Just a reminder, we are raising funds for Healing Tree Farm. If you are interested in learning more about the farm, click on the tabs located above or scroll down to “Raising Funds for Healing Tree” and see what costs go in to producing each guild.
Enjoy your weekend!
Okay, some revisions according to instinct for our cherries… Thinking moving to Bing and Montmorency as they act as mutual pollinators, though I may still try a Stella to see how it compares in taste and value (compatible pollinator for the Bing).
As for apples, I’m determined to grow galas and have been told by several conventional farmers to grow Honeycrisp if I want a cash crop. The trees are costly, but they’re a fantastic apple for taste, crispness and storage longevity. And as an added pollinator, I’ll grow Red Delicious.
In other news, Liz emailed me to tell me she needs a huge pile of composted manure moved before her August wedding. She’s offered to haul some of it for us! Added bonus!
We’re also prepping for some berry beds (the shrub layers in our permaculture experiment). I’m leaving a lot of this work to the girls since they’ve done such a good job growing strawberries in the most infertile soil ever. We’ll also begin a blueberry layer near the deck and I’m thinking up ways to slow the wind a bit. Maybe we should cover windbreaks next? Any ideas?

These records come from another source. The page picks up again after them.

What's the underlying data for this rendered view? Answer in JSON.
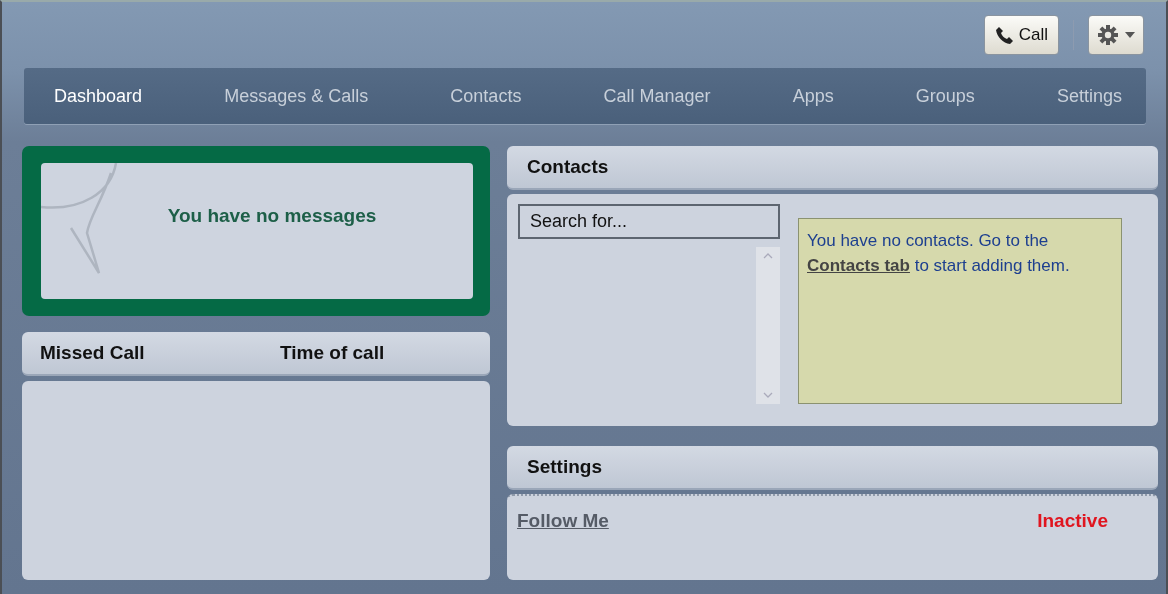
{
  "toolbar": {
    "call_button": "Call"
  },
  "nav": [
    {
      "label": "Dashboard",
      "selected": true
    },
    {
      "label": "Messages & Calls",
      "selected": false
    },
    {
      "label": "Contacts",
      "selected": false
    },
    {
      "label": "Call Manager",
      "selected": false
    },
    {
      "label": "Apps",
      "selected": false
    },
    {
      "label": "Groups",
      "selected": false
    },
    {
      "label": "Settings",
      "selected": false
    }
  ],
  "messages": {
    "text": "You have no messages"
  },
  "missed_calls": {
    "columns": [
      "Missed Call",
      "Time of call"
    ]
  },
  "contacts": {
    "title": "Contacts",
    "search": {
      "placeholder": "Search for..."
    },
    "notice": {
      "before": "You have no contacts. Go to the ",
      "link": "Contacts tab",
      "after": " to start adding them."
    }
  },
  "settings": {
    "title": "Settings",
    "items": [
      {
        "label": "Follow Me",
        "status": "Inactive",
        "active": false
      }
    ]
  }
}
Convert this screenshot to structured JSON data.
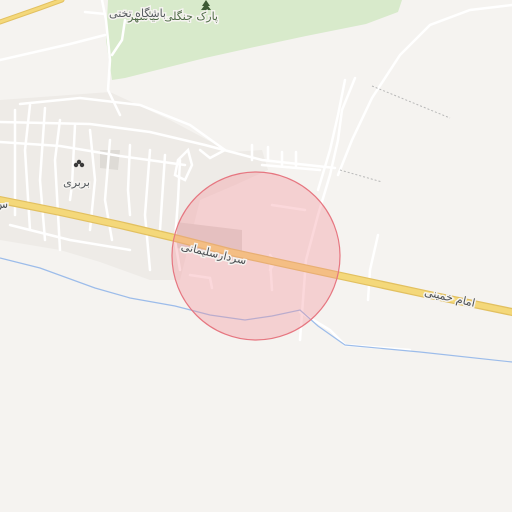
{
  "map": {
    "labels": {
      "park": "پارک جنگلی کیاشهر",
      "club": "باشگاه تختی",
      "village": "بربری",
      "road_west": "سردارسلیمانی",
      "road_east": "امام خمینی",
      "road_edge": "س"
    },
    "icons": {
      "park": "tree-icon",
      "village": "village-icon"
    },
    "colors": {
      "background": "#f5f3f0",
      "park_fill": "#d8eacb",
      "built_up": "#ebe8e4",
      "building": "#dedbd6",
      "minor_road": "#ffffff",
      "main_road": "#f4d87a",
      "main_road_casing": "#e2c060",
      "waterway": "#9cbcea",
      "circle_fill": "#f48e98",
      "circle_stroke": "#e67680"
    }
  }
}
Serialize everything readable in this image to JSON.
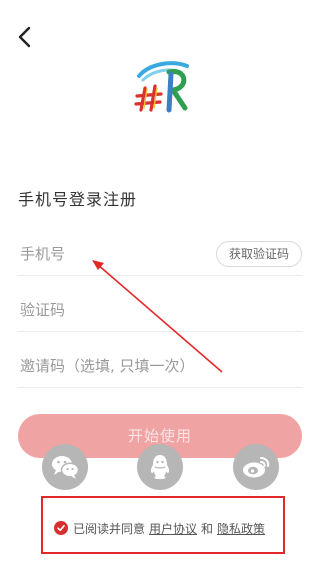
{
  "icons": {
    "back": "chevron-left-icon",
    "logo": "app-logo",
    "wechat": "wechat-icon",
    "qq": "qq-icon",
    "weibo": "weibo-icon",
    "check": "check-circle-icon"
  },
  "login": {
    "title": "手机号登录注册",
    "phone_placeholder": "手机号",
    "get_code_label": "获取验证码",
    "code_placeholder": "验证码",
    "invite_placeholder": "邀请码（选填, 只填一次）",
    "start_label": "开始使用"
  },
  "agreement": {
    "prefix": "已阅读并同意",
    "user_agreement": "用户协议",
    "and": "和",
    "privacy_policy": "隐私政策"
  },
  "colors": {
    "start_button": "#efa3a3",
    "social_button": "#b6b6b6",
    "annotation": "#e32828"
  }
}
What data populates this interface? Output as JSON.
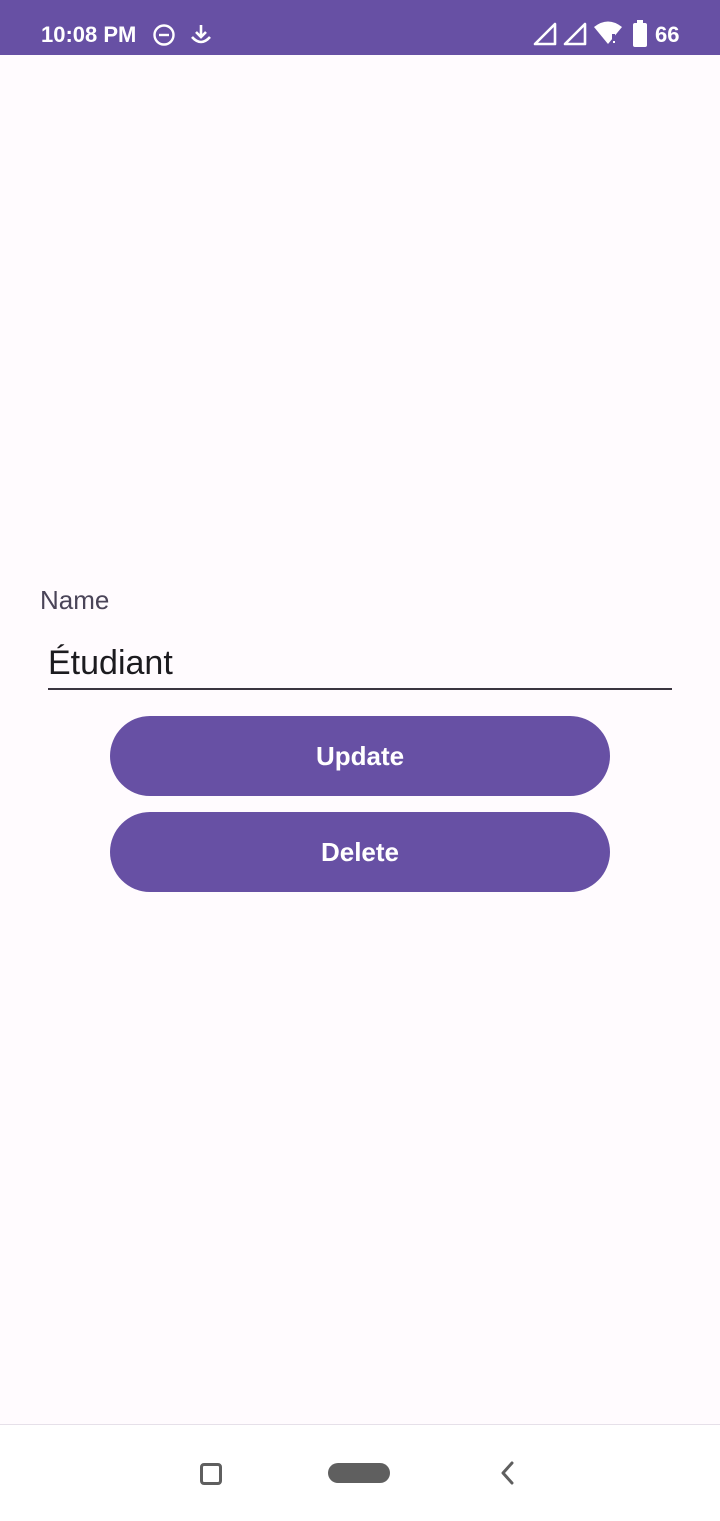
{
  "status_bar": {
    "time": "10:08 PM",
    "battery_level": "66",
    "background_color": "#6750a4",
    "icons": [
      "do-not-disturb-icon",
      "download-icon",
      "signal-icon",
      "signal-icon",
      "wifi-icon",
      "battery-icon"
    ]
  },
  "form": {
    "label": "Name",
    "value": "Étudiant"
  },
  "buttons": {
    "update_label": "Update",
    "delete_label": "Delete",
    "color": "#6750a4"
  },
  "navigation": {
    "icons": [
      "recents-icon",
      "home-icon",
      "back-icon"
    ]
  }
}
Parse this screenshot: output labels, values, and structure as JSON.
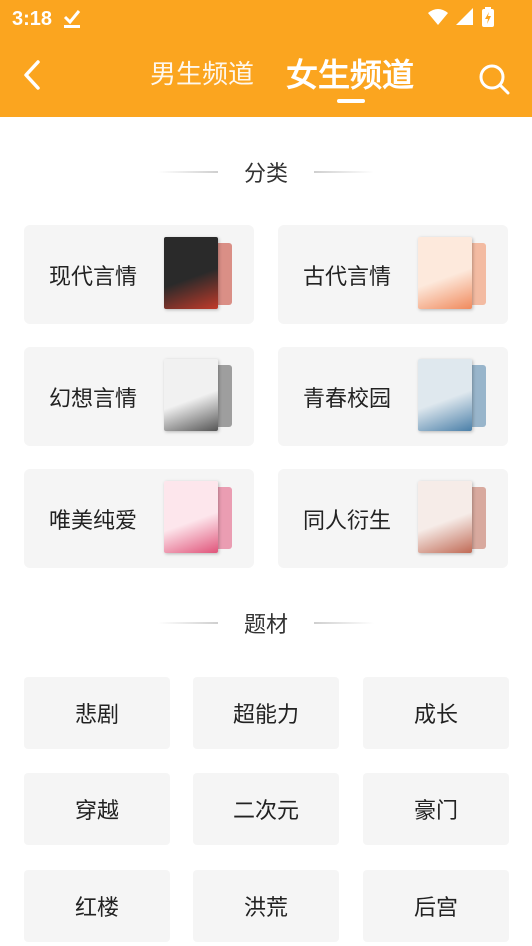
{
  "status": {
    "time": "3:18"
  },
  "header": {
    "tab_male": "男生频道",
    "tab_female": "女生频道"
  },
  "section_category": {
    "title": "分类"
  },
  "categories": [
    {
      "label": "现代言情",
      "book_colors": [
        "#2a2a2a",
        "#c23a2a"
      ]
    },
    {
      "label": "古代言情",
      "book_colors": [
        "#fde9dc",
        "#f08a5d"
      ]
    },
    {
      "label": "幻想言情",
      "book_colors": [
        "#f1f1f1",
        "#555555"
      ]
    },
    {
      "label": "青春校园",
      "book_colors": [
        "#dfe8ee",
        "#4a7fa8"
      ]
    },
    {
      "label": "唯美纯爱",
      "book_colors": [
        "#fde6ec",
        "#e0547a"
      ]
    },
    {
      "label": "同人衍生",
      "book_colors": [
        "#f6ece8",
        "#c06a55"
      ]
    }
  ],
  "section_theme": {
    "title": "题材"
  },
  "themes": [
    "悲剧",
    "超能力",
    "成长",
    "穿越",
    "二次元",
    "豪门",
    "红楼",
    "洪荒",
    "后宫"
  ]
}
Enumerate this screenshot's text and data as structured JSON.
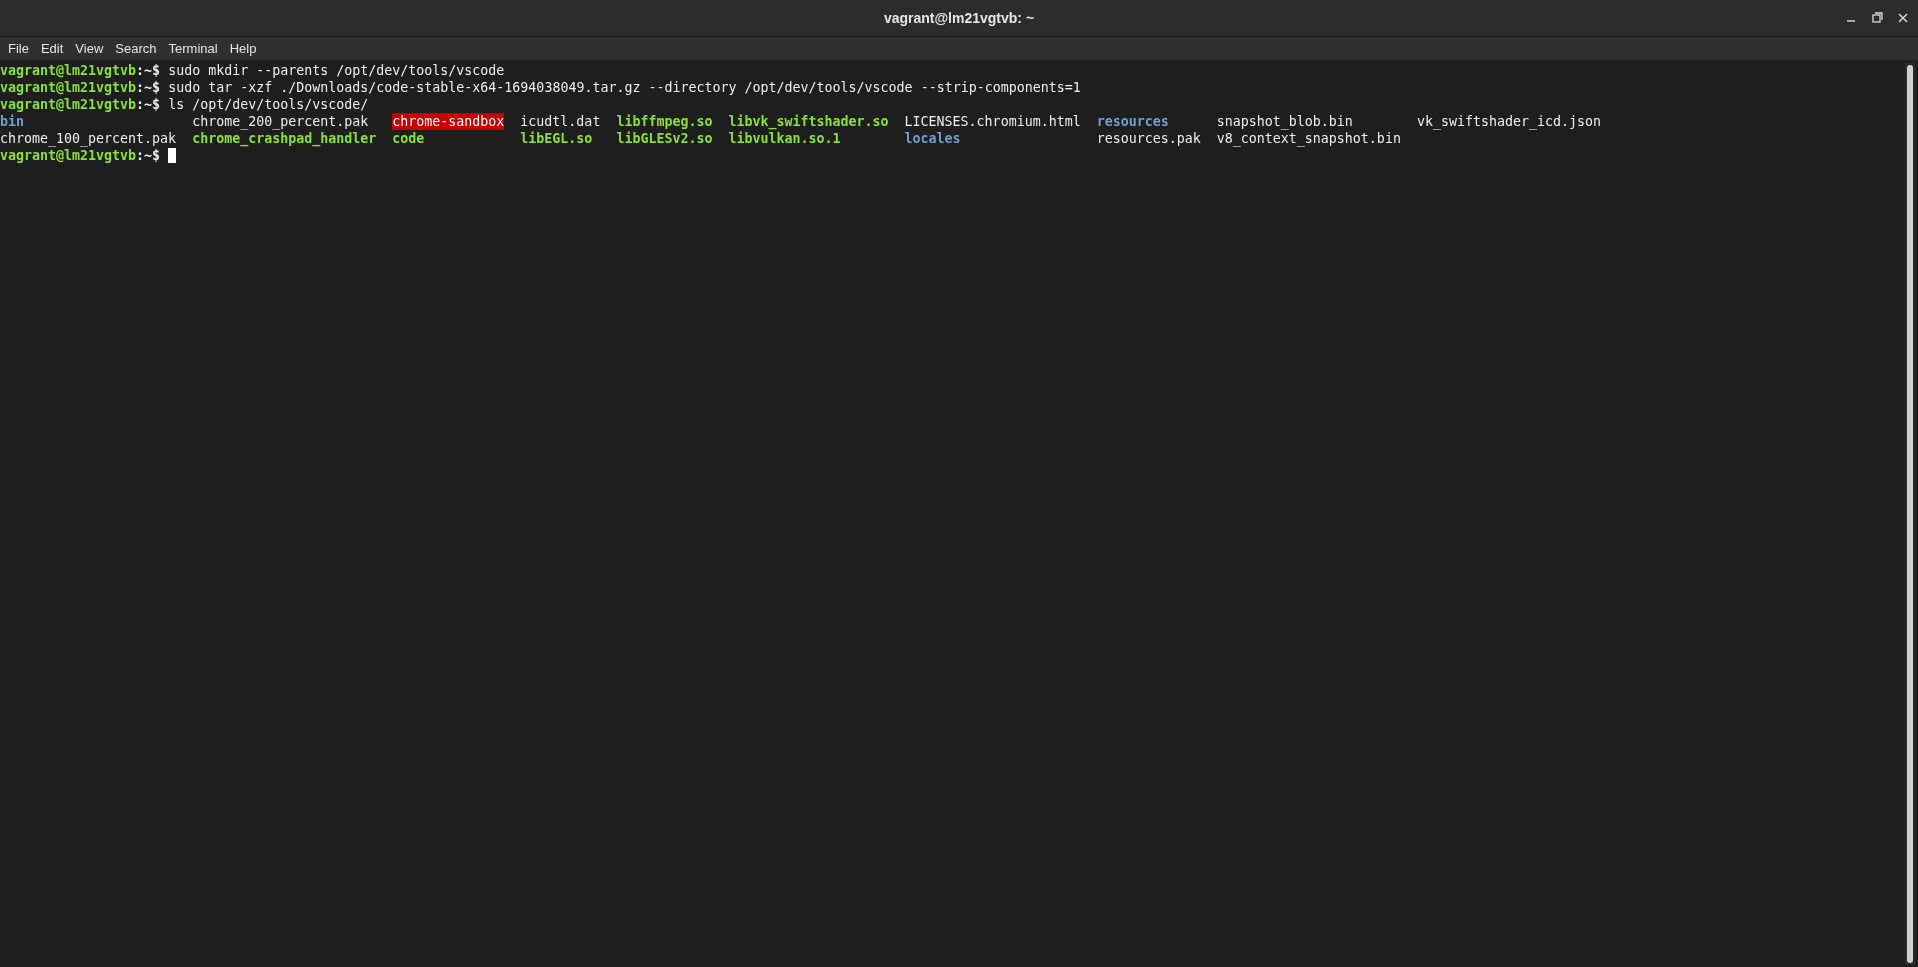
{
  "window": {
    "title": "vagrant@lm21vgtvb: ~"
  },
  "menu": [
    "File",
    "Edit",
    "View",
    "Search",
    "Terminal",
    "Help"
  ],
  "lines": [
    {
      "prompt": "vagrant@lm21vgtvb",
      "suffix": ":~$",
      "command": "sudo mkdir --parents /opt/dev/tools/vscode"
    },
    {
      "prompt": "vagrant@lm21vgtvb",
      "suffix": ":~$",
      "command": "sudo tar -xzf ./Downloads/code-stable-x64-1694038049.tar.gz --directory /opt/dev/tools/vscode --strip-components=1"
    },
    {
      "prompt": "vagrant@lm21vgtvb",
      "suffix": ":~$",
      "command": "ls /opt/dev/tools/vscode/"
    }
  ],
  "listing": [
    [
      {
        "name": "bin",
        "kind": "dir"
      },
      {
        "name": "chrome_100_percent.pak",
        "kind": "file"
      }
    ],
    [
      {
        "name": "chrome_200_percent.pak",
        "kind": "file"
      },
      {
        "name": "chrome_crashpad_handler",
        "kind": "exec"
      }
    ],
    [
      {
        "name": "chrome-sandbox",
        "kind": "setuid"
      },
      {
        "name": "code",
        "kind": "exec"
      }
    ],
    [
      {
        "name": "icudtl.dat",
        "kind": "file"
      },
      {
        "name": "libEGL.so",
        "kind": "exec"
      }
    ],
    [
      {
        "name": "libffmpeg.so",
        "kind": "exec"
      },
      {
        "name": "libGLESv2.so",
        "kind": "exec"
      }
    ],
    [
      {
        "name": "libvk_swiftshader.so",
        "kind": "exec"
      },
      {
        "name": "libvulkan.so.1",
        "kind": "exec"
      }
    ],
    [
      {
        "name": "LICENSES.chromium.html",
        "kind": "file"
      },
      {
        "name": "locales",
        "kind": "dir"
      }
    ],
    [
      {
        "name": "resources",
        "kind": "dir"
      },
      {
        "name": "resources.pak",
        "kind": "file"
      }
    ],
    [
      {
        "name": "snapshot_blob.bin",
        "kind": "file"
      },
      {
        "name": "v8_context_snapshot.bin",
        "kind": "file"
      }
    ],
    [
      {
        "name": "vk_swiftshader_icd.json",
        "kind": "file"
      }
    ]
  ],
  "current_prompt": {
    "prompt": "vagrant@lm21vgtvb",
    "suffix": ":~$"
  }
}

My daughter was thrilled to discover this tiny snake curled up beneath one of the strawbales we removed in order to apply the hay.
Po-po setting hay in even segments over the manure. And below, Po-po waters down the hay. It’s important to keep the layers moist to spur those tiny decomposers into action.
- Trailer-load manure: $50
- Hay: $2.70/bale, six bales for $16.20
- Straw: $3/bale, six bales for $18
- Tarp for trailer: $30
- Newspaper and labor: Free (and priceless)
Total: $114.20 for three garden beds, two flower beds, one tree and one guild.